(Beginning of GIVEN INFORMATION)
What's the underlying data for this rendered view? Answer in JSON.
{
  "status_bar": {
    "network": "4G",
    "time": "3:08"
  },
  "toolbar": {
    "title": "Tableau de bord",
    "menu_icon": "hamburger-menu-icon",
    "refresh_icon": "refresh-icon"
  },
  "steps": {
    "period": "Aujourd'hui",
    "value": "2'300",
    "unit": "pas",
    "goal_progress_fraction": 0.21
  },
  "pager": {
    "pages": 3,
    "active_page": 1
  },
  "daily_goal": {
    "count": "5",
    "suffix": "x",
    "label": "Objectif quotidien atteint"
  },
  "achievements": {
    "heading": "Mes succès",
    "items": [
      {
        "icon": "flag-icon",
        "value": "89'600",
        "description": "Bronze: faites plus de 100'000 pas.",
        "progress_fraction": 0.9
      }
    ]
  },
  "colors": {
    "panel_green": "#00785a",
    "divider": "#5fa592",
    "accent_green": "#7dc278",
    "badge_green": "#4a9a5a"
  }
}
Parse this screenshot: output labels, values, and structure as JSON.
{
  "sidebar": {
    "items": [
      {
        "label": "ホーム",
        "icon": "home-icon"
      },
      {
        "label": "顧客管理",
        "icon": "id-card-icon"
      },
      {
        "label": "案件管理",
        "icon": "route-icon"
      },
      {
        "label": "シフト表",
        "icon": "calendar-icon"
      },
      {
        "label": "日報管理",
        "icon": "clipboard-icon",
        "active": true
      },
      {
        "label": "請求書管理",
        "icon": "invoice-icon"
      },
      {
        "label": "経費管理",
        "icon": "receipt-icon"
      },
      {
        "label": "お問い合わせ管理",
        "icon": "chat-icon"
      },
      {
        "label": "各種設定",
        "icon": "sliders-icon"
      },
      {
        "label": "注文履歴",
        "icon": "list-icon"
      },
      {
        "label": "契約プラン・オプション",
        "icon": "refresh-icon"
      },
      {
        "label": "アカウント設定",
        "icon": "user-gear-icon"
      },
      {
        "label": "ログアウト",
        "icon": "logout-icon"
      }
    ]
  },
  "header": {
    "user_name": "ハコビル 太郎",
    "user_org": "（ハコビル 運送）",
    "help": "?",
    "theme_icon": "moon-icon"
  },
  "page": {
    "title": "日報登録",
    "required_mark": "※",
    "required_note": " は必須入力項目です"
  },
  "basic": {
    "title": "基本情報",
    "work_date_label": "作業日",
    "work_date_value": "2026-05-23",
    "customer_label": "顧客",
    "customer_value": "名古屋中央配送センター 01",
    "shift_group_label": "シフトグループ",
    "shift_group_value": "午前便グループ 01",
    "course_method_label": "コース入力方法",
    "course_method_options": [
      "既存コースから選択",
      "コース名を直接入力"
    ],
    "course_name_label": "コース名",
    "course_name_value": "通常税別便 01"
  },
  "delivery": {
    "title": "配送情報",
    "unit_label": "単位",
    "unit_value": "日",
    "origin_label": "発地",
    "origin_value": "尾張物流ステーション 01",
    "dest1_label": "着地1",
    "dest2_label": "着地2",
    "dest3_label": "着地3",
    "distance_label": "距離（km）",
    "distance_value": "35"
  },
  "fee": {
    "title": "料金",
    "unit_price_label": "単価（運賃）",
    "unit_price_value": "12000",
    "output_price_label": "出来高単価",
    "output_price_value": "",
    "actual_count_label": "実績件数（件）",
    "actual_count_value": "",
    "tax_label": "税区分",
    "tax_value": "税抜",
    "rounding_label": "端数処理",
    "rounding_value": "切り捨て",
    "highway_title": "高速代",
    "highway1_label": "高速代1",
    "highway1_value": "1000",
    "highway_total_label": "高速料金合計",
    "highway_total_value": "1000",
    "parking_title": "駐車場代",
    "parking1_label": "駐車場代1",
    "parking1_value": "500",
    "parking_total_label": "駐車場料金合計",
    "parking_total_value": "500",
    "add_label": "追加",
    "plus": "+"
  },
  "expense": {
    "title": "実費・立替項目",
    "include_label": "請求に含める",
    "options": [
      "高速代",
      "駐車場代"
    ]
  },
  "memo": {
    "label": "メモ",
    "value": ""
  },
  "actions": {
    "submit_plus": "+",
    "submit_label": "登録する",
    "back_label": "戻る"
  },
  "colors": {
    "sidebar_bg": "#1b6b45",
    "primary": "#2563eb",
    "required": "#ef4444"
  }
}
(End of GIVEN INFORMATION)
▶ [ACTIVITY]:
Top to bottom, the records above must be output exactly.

▶ [PROBLEM SOLUTION]:
What's the underlying data for this rendered view? Answer in JSON.
{
  "status_bar": {
    "network": "4G",
    "time": "3:08"
  },
  "toolbar": {
    "title": "Tableau de bord",
    "menu_icon": "hamburger-menu-icon",
    "refresh_icon": "refresh-icon"
  },
  "steps": {
    "period": "Aujourd'hui",
    "value": "2'300",
    "unit": "pas",
    "goal_progress_fraction": 0.21
  },
  "pager": {
    "pages": 3,
    "active_page": 1
  },
  "daily_goal": {
    "count": "5",
    "suffix": "x",
    "label": "Objectif quotidien atteint"
  },
  "achievements": {
    "heading": "Mes succès",
    "items": [
      {
        "icon": "flag-icon",
        "value": "89'600",
        "description": "Bronze: faites plus de 100'000 pas.",
        "progress_fraction": 0.9
      }
    ]
  },
  "colors": {
    "panel_green": "#00785a",
    "divider": "#5fa592",
    "accent_green": "#7dc278",
    "badge_green": "#4a9a5a"
  }
}
Parse this screenshot: output labels, values, and structure as JSON.
{
  "sidebar": {
    "items": [
      {
        "label": "ホーム",
        "icon": "home-icon"
      },
      {
        "label": "顧客管理",
        "icon": "id-card-icon"
      },
      {
        "label": "案件管理",
        "icon": "route-icon"
      },
      {
        "label": "シフト表",
        "icon": "calendar-icon"
      },
      {
        "label": "日報管理",
        "icon": "clipboard-icon",
        "active": true
      },
      {
        "label": "請求書管理",
        "icon": "invoice-icon"
      },
      {
        "label": "経費管理",
        "icon": "receipt-icon"
      },
      {
        "label": "お問い合わせ管理",
        "icon": "chat-icon"
      },
      {
        "label": "各種設定",
        "icon": "sliders-icon"
      },
      {
        "label": "注文履歴",
        "icon": "list-icon"
      },
      {
        "label": "契約プラン・オプション",
        "icon": "refresh-icon"
      },
      {
        "label": "アカウント設定",
        "icon": "user-gear-icon"
      },
      {
        "label": "ログアウト",
        "icon": "logout-icon"
      }
    ]
  },
  "header": {
    "user_name": "ハコビル 太郎",
    "user_org": "（ハコビル 運送）",
    "help": "?",
    "theme_icon": "moon-icon"
  },
  "page": {
    "title": "日報登録",
    "required_mark": "※",
    "required_note": " は必須入力項目です"
  },
  "basic": {
    "title": "基本情報",
    "work_date_label": "作業日",
    "work_date_value": "2026-05-23",
    "customer_label": "顧客",
    "customer_value": "名古屋中央配送センター 01",
    "shift_group_label": "シフトグループ",
    "shift_group_value": "午前便グループ 01",
    "course_method_label": "コース入力方法",
    "course_method_options": [
      "既存コースから選択",
      "コース名を直接入力"
    ],
    "course_name_label": "コース名",
    "course_name_value": "通常税別便 01"
  },
  "delivery": {
    "title": "配送情報",
    "unit_label": "単位",
    "unit_value": "日",
    "origin_label": "発地",
    "origin_value": "尾張物流ステーション 01",
    "dest1_label": "着地1",
    "dest2_label": "着地2",
    "dest3_label": "着地3",
    "distance_label": "距離（km）",
    "distance_value": "35"
  },
  "fee": {
    "title": "料金",
    "unit_price_label": "単価（運賃）",
    "unit_price_value": "12000",
    "output_price_label": "出来高単価",
    "output_price_value": "",
    "actual_count_label": "実績件数（件）",
    "actual_count_value": "",
    "tax_label": "税区分",
    "tax_value": "税抜",
    "rounding_label": "端数処理",
    "rounding_value": "切り捨て",
    "highway_title": "高速代",
    "highway1_label": "高速代1",
    "highway1_value": "1000",
    "highway_total_label": "高速料金合計",
    "highway_total_value": "1000",
    "parking_title": "駐車場代",
    "parking1_label": "駐車場代1",
    "parking1_value": "500",
    "parking_total_label": "駐車場料金合計",
    "parking_total_value": "500",
    "add_label": "追加",
    "plus": "+"
  },
  "expense": {
    "title": "実費・立替項目",
    "include_label": "請求に含める",
    "options": [
      "高速代",
      "駐車場代"
    ]
  },
  "memo": {
    "label": "メモ",
    "value": ""
  },
  "actions": {
    "submit_plus": "+",
    "submit_label": "登録する",
    "back_label": "戻る"
  },
  "colors": {
    "sidebar_bg": "#1b6b45",
    "primary": "#2563eb",
    "required": "#ef4444"
  }
}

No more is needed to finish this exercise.